After the publication of The Fire Next Time, James Baldwin was launched on a speaking tour for the College of Racial Equity. He was an odd figure during this time because he was not taking to the streets in the way that other famous Black activists of the time were doing. His was a different kind of platform, that of television interviews, and lectures at universities. He was loved and hated by white and Black Americans alike. Many of his fellow activists at the time saw him as catering too much to white America, saying things such as “the reason people think it’s important to be white is that they think it’s important not to be black” in the same essay that he assures us repeatedly that he does not hate white folks. He made the topic of prejudice palatable for white Americans, while not shying away from his own truths.
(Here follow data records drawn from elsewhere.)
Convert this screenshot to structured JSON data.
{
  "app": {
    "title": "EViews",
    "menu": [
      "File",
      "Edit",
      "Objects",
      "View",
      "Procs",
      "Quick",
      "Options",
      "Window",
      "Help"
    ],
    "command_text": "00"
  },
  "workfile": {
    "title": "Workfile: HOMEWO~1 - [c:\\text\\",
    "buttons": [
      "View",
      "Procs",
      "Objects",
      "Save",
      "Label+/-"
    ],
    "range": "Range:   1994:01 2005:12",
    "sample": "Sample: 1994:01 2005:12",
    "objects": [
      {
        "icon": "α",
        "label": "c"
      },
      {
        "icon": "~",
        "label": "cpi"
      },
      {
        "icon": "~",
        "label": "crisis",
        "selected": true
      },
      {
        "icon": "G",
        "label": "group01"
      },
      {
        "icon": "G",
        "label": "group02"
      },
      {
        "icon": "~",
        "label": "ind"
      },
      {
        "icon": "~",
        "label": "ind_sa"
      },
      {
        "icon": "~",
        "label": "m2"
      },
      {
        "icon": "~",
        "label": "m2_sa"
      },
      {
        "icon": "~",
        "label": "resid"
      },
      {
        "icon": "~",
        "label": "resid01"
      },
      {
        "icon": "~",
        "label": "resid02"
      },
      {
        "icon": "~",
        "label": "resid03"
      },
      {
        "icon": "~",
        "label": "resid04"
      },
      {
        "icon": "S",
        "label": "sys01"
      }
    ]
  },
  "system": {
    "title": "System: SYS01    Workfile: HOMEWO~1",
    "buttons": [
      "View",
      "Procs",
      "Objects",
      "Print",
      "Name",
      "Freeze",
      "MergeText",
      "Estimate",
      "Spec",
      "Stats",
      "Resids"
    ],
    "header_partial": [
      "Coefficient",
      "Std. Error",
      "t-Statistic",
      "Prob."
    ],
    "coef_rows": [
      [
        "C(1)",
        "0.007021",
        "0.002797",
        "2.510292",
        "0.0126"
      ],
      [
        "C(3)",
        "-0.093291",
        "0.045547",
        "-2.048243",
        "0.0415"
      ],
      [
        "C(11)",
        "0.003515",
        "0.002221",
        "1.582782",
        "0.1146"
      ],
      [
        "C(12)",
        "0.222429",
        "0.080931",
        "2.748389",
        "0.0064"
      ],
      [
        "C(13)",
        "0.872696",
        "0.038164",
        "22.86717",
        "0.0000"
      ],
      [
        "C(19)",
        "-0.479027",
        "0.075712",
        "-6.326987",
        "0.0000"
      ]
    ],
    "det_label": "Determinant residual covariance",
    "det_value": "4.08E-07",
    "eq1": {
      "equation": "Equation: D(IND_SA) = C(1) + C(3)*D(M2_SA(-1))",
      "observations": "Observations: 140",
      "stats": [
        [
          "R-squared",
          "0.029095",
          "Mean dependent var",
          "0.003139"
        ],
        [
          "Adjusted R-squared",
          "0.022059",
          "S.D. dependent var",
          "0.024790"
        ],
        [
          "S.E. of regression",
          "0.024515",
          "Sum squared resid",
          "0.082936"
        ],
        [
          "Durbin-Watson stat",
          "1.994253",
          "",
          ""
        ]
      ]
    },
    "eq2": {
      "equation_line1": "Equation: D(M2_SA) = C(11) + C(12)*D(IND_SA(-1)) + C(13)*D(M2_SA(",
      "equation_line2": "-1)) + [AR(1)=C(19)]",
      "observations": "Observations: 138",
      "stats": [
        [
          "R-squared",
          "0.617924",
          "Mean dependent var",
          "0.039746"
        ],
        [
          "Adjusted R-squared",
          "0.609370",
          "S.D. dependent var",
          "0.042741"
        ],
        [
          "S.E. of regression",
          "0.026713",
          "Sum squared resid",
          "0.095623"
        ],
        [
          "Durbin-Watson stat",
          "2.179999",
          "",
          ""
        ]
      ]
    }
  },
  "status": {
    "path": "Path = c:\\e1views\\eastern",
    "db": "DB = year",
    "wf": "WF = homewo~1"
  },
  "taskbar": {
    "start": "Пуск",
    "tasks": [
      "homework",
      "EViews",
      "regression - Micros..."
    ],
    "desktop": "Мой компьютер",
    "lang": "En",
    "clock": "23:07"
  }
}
There are also rumors that part of why he wasn’t often seen with Martin Luther King and Malcolm X was because Baldwin was openly gay, and this was seen as potentially detrimental to the case for Black liberation. He had an uneasy fame, not truly fitting in anywhere, and yet seemingly desired in many venues. If there is one theme that you can find throughout all of Baldwin’s writing, it is this desire to find a place where he can truly be himself, wholly, and completely without compromise. His many intersecting and disadvantaged identities made this a constant source of strife and struggle throughout his life, and it is probably why he has not been canonized to the degree he deserves.
What is James Baldwin’s Legacy?
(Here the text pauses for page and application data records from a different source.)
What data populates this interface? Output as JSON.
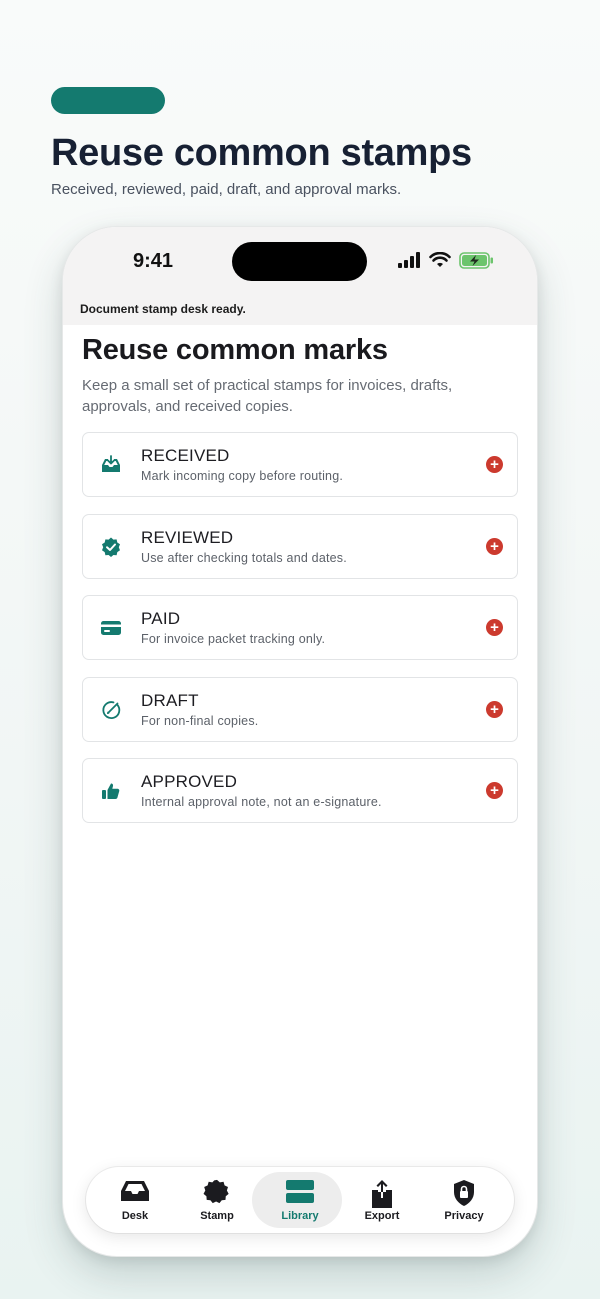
{
  "hero": {
    "title": "Reuse common stamps",
    "subtitle": "Received, reviewed, paid, draft, and approval marks.",
    "accent": "#147a6f"
  },
  "status_bar": {
    "time": "9:41",
    "icons": [
      "signal-icon",
      "wifi-icon",
      "battery-charging-icon"
    ]
  },
  "banner": "Document stamp desk ready.",
  "content": {
    "title": "Reuse common marks",
    "description": "Keep a small set of practical stamps for invoices, drafts, approvals, and received copies."
  },
  "stamps": [
    {
      "title": "RECEIVED",
      "subtitle": "Mark incoming copy before routing.",
      "icon": "inbox-download-icon"
    },
    {
      "title": "REVIEWED",
      "subtitle": "Use after checking totals and dates.",
      "icon": "verified-badge-icon"
    },
    {
      "title": "PAID",
      "subtitle": "For invoice packet tracking only.",
      "icon": "credit-card-icon"
    },
    {
      "title": "DRAFT",
      "subtitle": "For non-final copies.",
      "icon": "pencil-circle-icon"
    },
    {
      "title": "APPROVED",
      "subtitle": "Internal approval note, not an e-signature.",
      "icon": "thumbs-up-icon"
    }
  ],
  "add_button_label": "+",
  "colors": {
    "icon_green": "#147a6f",
    "add_red": "#cc3a2e"
  },
  "tabs": [
    {
      "label": "Desk",
      "icon": "inbox-tray-icon"
    },
    {
      "label": "Stamp",
      "icon": "stamp-seal-icon"
    },
    {
      "label": "Library",
      "icon": "library-stack-icon",
      "active": true
    },
    {
      "label": "Export",
      "icon": "share-export-icon"
    },
    {
      "label": "Privacy",
      "icon": "lock-shield-icon"
    }
  ]
}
While Baldwin is far from a perfect figure, and one that comes with many layers and complexities, his writing about racism and homosexuality is some of the most insightful and heart-wrenching prose that exists on the topics. His ability to dig deep into the prejudice that he experienced in his lifetime and put that into words is the gift that he gave us and one that should not be discounted.
While he is primarily known for his writing on racism, he tackled many difficult topics, that spoke to the complexities of his life growing up as a poor, gay, Black man in a tumultuous time in American history. He also spoke out frequently on religion and the way in which it has been used to oppress Black Americans rather than liberate them, as was often promised. A large portion of The Fire Next Time is dedicated to his thoughts on this topic, stating at one point:
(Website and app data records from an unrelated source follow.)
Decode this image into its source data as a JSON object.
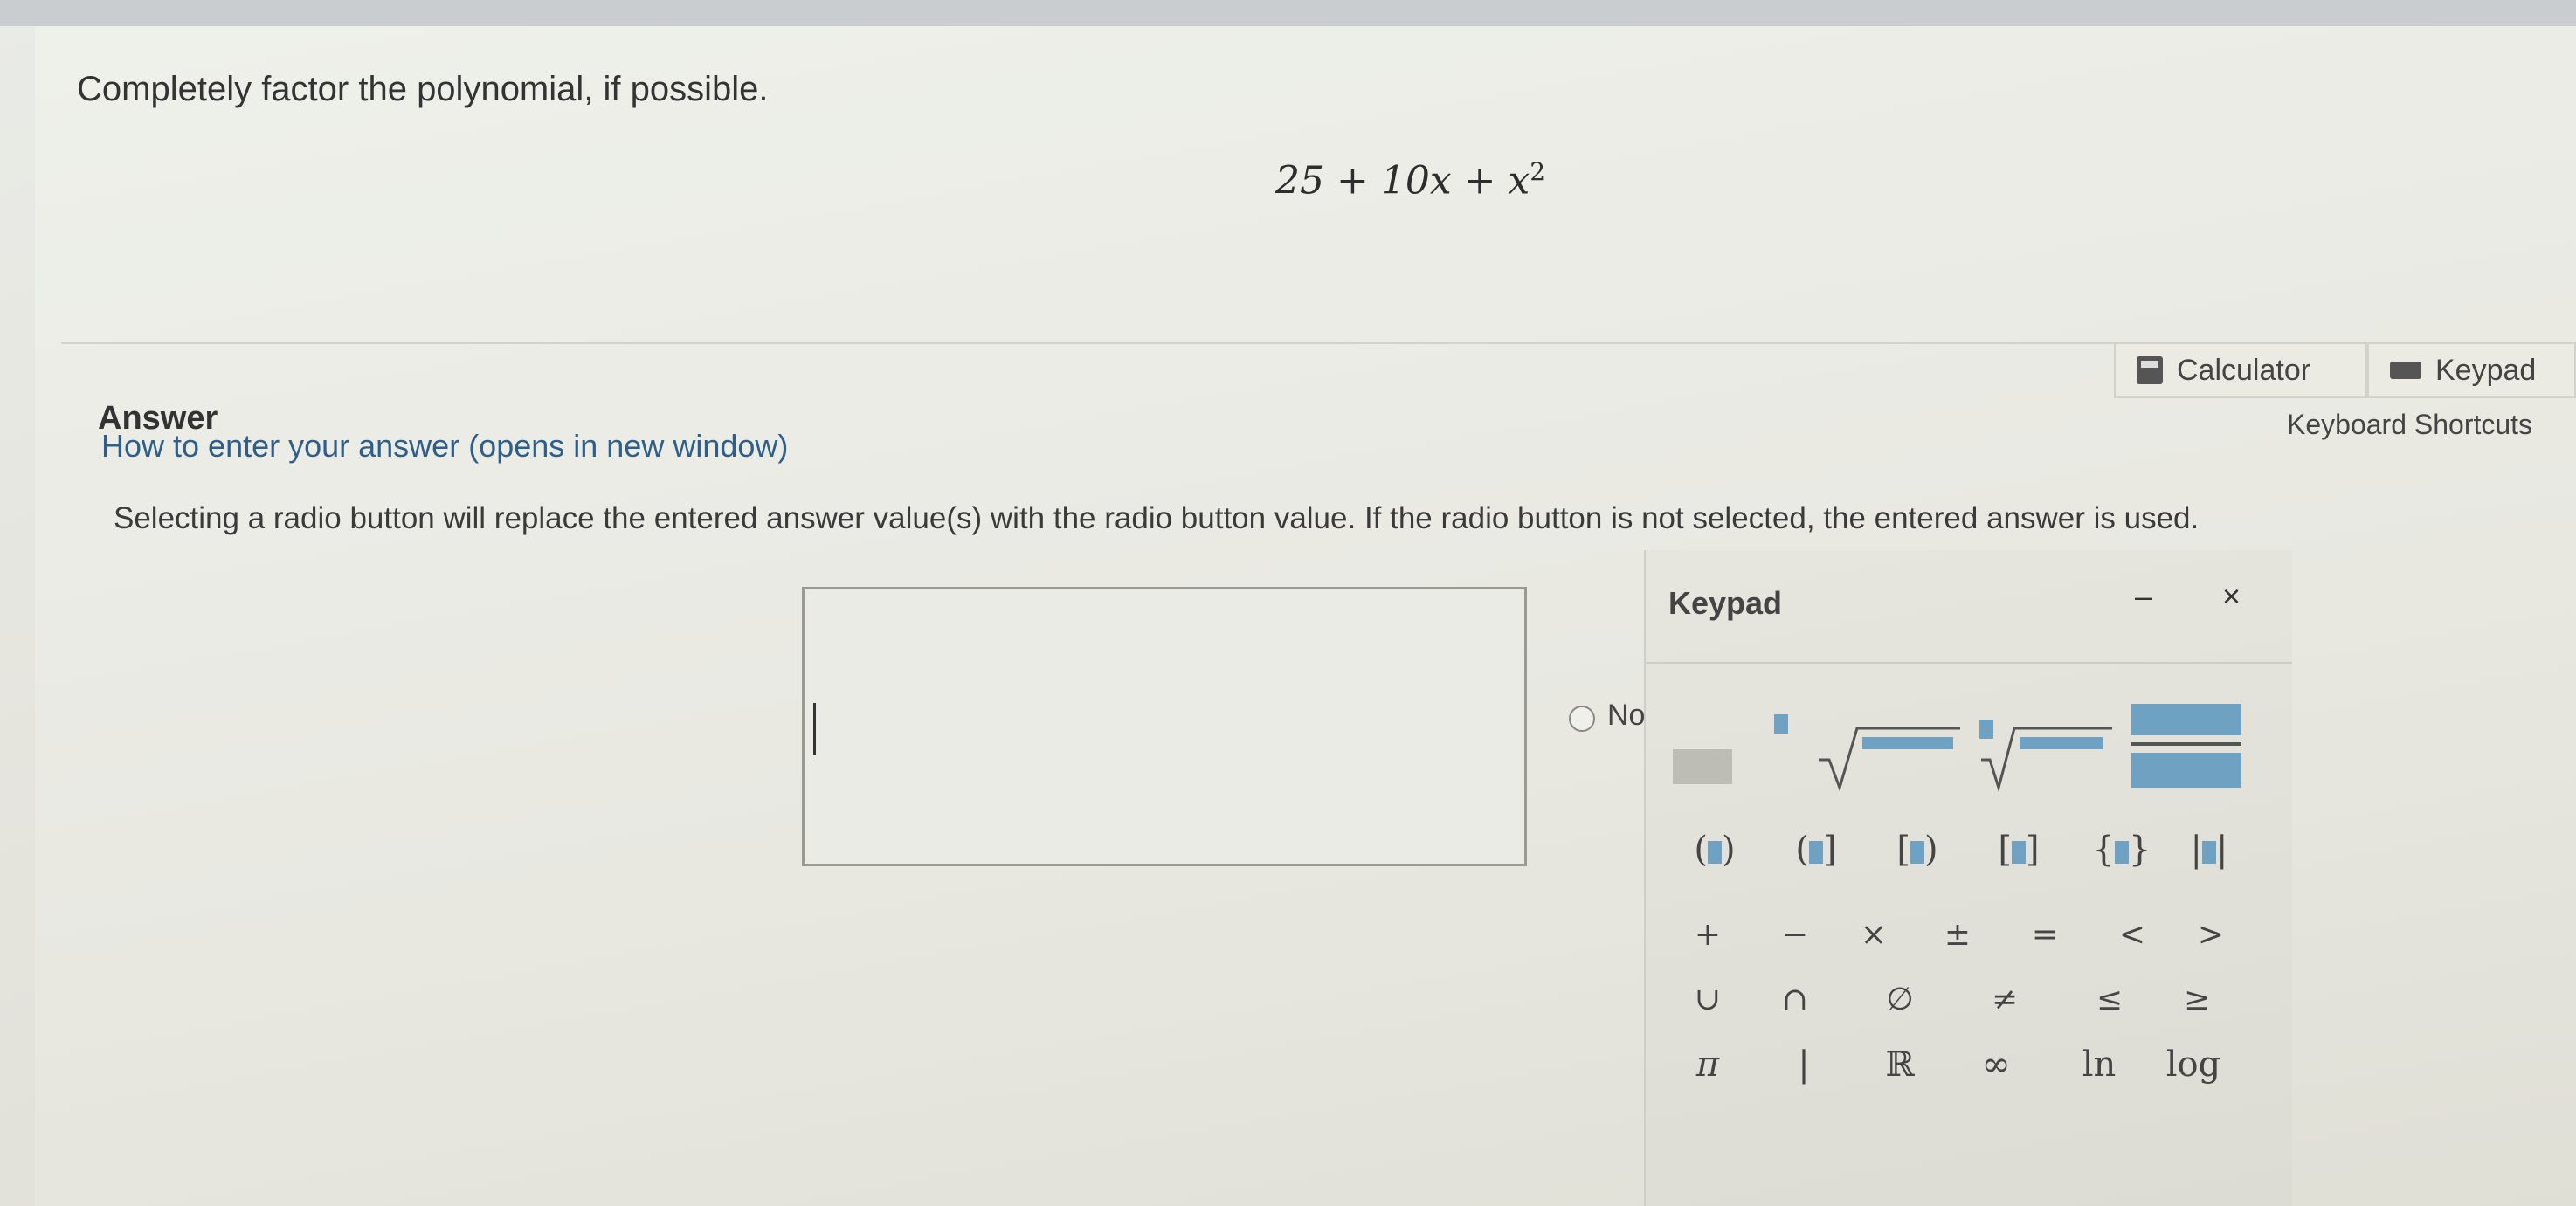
{
  "question": {
    "prompt": "Completely factor the polynomial, if possible.",
    "formula_base": "25 + 10x + x",
    "formula_exp": "2"
  },
  "answer": {
    "title": "Answer",
    "howto_link": "How to enter your answer (opens in new window)",
    "instructions": "Selecting a radio button will replace the entered answer value(s) with the radio button value. If the radio button is not selected, the entered answer is used.",
    "input_value": "",
    "radio_label": "No"
  },
  "tools": {
    "calculator_label": "Calculator",
    "keypad_label": "Keypad",
    "shortcuts_label": "Keyboard Shortcuts"
  },
  "keypad": {
    "title": "Keypad",
    "minimize": "–",
    "close": "×",
    "brackets": [
      "(",
      ")",
      "(",
      "]",
      "[",
      ")",
      "[",
      "]",
      "{",
      "}",
      "|",
      "|"
    ],
    "operators": [
      "+",
      "−",
      "×",
      "±",
      "=",
      "<",
      ">"
    ],
    "sets": [
      "∪",
      "∩",
      "∅",
      "≠",
      "≤",
      "≥"
    ],
    "misc": [
      "π",
      "|",
      "ℝ",
      "∞",
      "ln",
      "log"
    ]
  },
  "colors": {
    "placeholder_box": "#6fa2c2",
    "link": "#2d5f8a"
  }
}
It is not too much to say that whoever wishes to become a truly moral human being (and let us not ask whether or not this is possible; I think we must believe that it is possible) must first divorce himself from all the prohibitions, crimes, and hypocrisies of the Christian church. If the concept of God has any validity or any use, it can only be to make us larger, freer, and more loving. If God cannot do this, then it is time we got rid of Him.
James Baldwin, The Fire Next TIme
His rejection of the Christian faith, and his fair skepticism of the ideology of the Nation of Islam touted by Malcolm X and his followers, aligns with his own complicated upbringing and the desire to be true to himself. While many Black Americans found solace in religion, as a gay man that was hardly an option for Baldwin.
James Baldwin was a man wholly of his time and yet lightyears ahead. He spoke with the frankness of someone who saw he had nothing left to lose by simply being himself. He was largely rejected by the Civil Rights activist community, despite being viewed, from a modern perspective, as one of its most important figures. At the same time, he was not generally embraced by white America, precisely because of his penchant for speaking truth to power. Despite his complicated place in the Civil Rights movement, he was still very much affected by the deaths of its leaders and returned to Europe in frustration.
What is very clear about James Baldwin and his legacy is that he saw the issues that plague this country so clearly and he was able to give voice to these concerns in a way that few before or since have been able to do. We owe him a great deal for the truths that he was able to uncover and the risks that he took to communicate these truths. He foretold many of the challenges that we have faced over the decades since his death. If you are interested in taking a dive into his words yourself, there is no better place to start than right here, and you can read James Baldwin quotes here.